■ **TRY IT**
Reproduce each line of the data exactly as it is.
-- MATERIAL FOR THIS EXERCISE follows --
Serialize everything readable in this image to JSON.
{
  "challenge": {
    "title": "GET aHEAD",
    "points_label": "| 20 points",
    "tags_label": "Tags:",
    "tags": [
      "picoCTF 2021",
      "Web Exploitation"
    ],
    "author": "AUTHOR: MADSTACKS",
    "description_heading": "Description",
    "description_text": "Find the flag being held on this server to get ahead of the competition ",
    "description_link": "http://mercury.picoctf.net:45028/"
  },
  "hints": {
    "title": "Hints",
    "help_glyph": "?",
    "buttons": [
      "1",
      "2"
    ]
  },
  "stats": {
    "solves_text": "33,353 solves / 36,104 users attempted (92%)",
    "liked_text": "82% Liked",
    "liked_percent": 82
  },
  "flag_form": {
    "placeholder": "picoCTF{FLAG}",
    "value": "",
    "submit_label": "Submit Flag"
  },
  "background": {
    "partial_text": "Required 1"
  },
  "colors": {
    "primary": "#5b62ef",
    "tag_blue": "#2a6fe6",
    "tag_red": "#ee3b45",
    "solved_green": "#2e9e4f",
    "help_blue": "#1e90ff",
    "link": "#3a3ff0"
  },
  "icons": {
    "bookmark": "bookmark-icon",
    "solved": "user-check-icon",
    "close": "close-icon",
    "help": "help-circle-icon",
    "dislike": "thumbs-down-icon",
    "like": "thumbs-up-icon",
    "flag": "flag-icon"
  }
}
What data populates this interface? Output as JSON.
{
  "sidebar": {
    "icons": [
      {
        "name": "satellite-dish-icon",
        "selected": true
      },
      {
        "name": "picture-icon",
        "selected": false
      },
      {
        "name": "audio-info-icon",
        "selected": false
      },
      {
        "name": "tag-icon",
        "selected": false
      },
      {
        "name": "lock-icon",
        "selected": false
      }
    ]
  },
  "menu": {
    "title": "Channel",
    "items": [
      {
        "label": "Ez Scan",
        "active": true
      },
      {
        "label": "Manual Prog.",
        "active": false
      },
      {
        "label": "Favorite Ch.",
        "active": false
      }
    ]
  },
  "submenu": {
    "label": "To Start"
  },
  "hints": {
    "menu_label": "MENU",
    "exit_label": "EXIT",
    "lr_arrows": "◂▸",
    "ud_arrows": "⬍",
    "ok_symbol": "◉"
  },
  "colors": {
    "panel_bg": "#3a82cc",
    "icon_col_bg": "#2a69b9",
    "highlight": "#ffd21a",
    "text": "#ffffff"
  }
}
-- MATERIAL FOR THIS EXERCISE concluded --
■ **COMPLETED TASK**
Serialize everything readable in this image to JSON.
{
  "challenge": {
    "title": "GET aHEAD",
    "points_label": "| 20 points",
    "tags_label": "Tags:",
    "tags": [
      "picoCTF 2021",
      "Web Exploitation"
    ],
    "author": "AUTHOR: MADSTACKS",
    "description_heading": "Description",
    "description_text": "Find the flag being held on this server to get ahead of the competition ",
    "description_link": "http://mercury.picoctf.net:45028/"
  },
  "hints": {
    "title": "Hints",
    "help_glyph": "?",
    "buttons": [
      "1",
      "2"
    ]
  },
  "stats": {
    "solves_text": "33,353 solves / 36,104 users attempted (92%)",
    "liked_text": "82% Liked",
    "liked_percent": 82
  },
  "flag_form": {
    "placeholder": "picoCTF{FLAG}",
    "value": "",
    "submit_label": "Submit Flag"
  },
  "background": {
    "partial_text": "Required 1"
  },
  "colors": {
    "primary": "#5b62ef",
    "tag_blue": "#2a6fe6",
    "tag_red": "#ee3b45",
    "solved_green": "#2e9e4f",
    "help_blue": "#1e90ff",
    "link": "#3a3ff0"
  },
  "icons": {
    "bookmark": "bookmark-icon",
    "solved": "user-check-icon",
    "close": "close-icon",
    "help": "help-circle-icon",
    "dislike": "thumbs-down-icon",
    "like": "thumbs-up-icon",
    "flag": "flag-icon"
  }
}
What data populates this interface? Output as JSON.
{
  "sidebar": {
    "icons": [
      {
        "name": "satellite-dish-icon",
        "selected": true
      },
      {
        "name": "picture-icon",
        "selected": false
      },
      {
        "name": "audio-info-icon",
        "selected": false
      },
      {
        "name": "tag-icon",
        "selected": false
      },
      {
        "name": "lock-icon",
        "selected": false
      }
    ]
  },
  "menu": {
    "title": "Channel",
    "items": [
      {
        "label": "Ez Scan",
        "active": true
      },
      {
        "label": "Manual Prog.",
        "active": false
      },
      {
        "label": "Favorite Ch.",
        "active": false
      }
    ]
  },
  "submenu": {
    "label": "To Start"
  },
  "hints": {
    "menu_label": "MENU",
    "exit_label": "EXIT",
    "lr_arrows": "◂▸",
    "ud_arrows": "⬍",
    "ok_symbol": "◉"
  },
  "colors": {
    "panel_bg": "#3a82cc",
    "icon_col_bg": "#2a69b9",
    "highlight": "#ffd21a",
    "text": "#ffffff"
  }
}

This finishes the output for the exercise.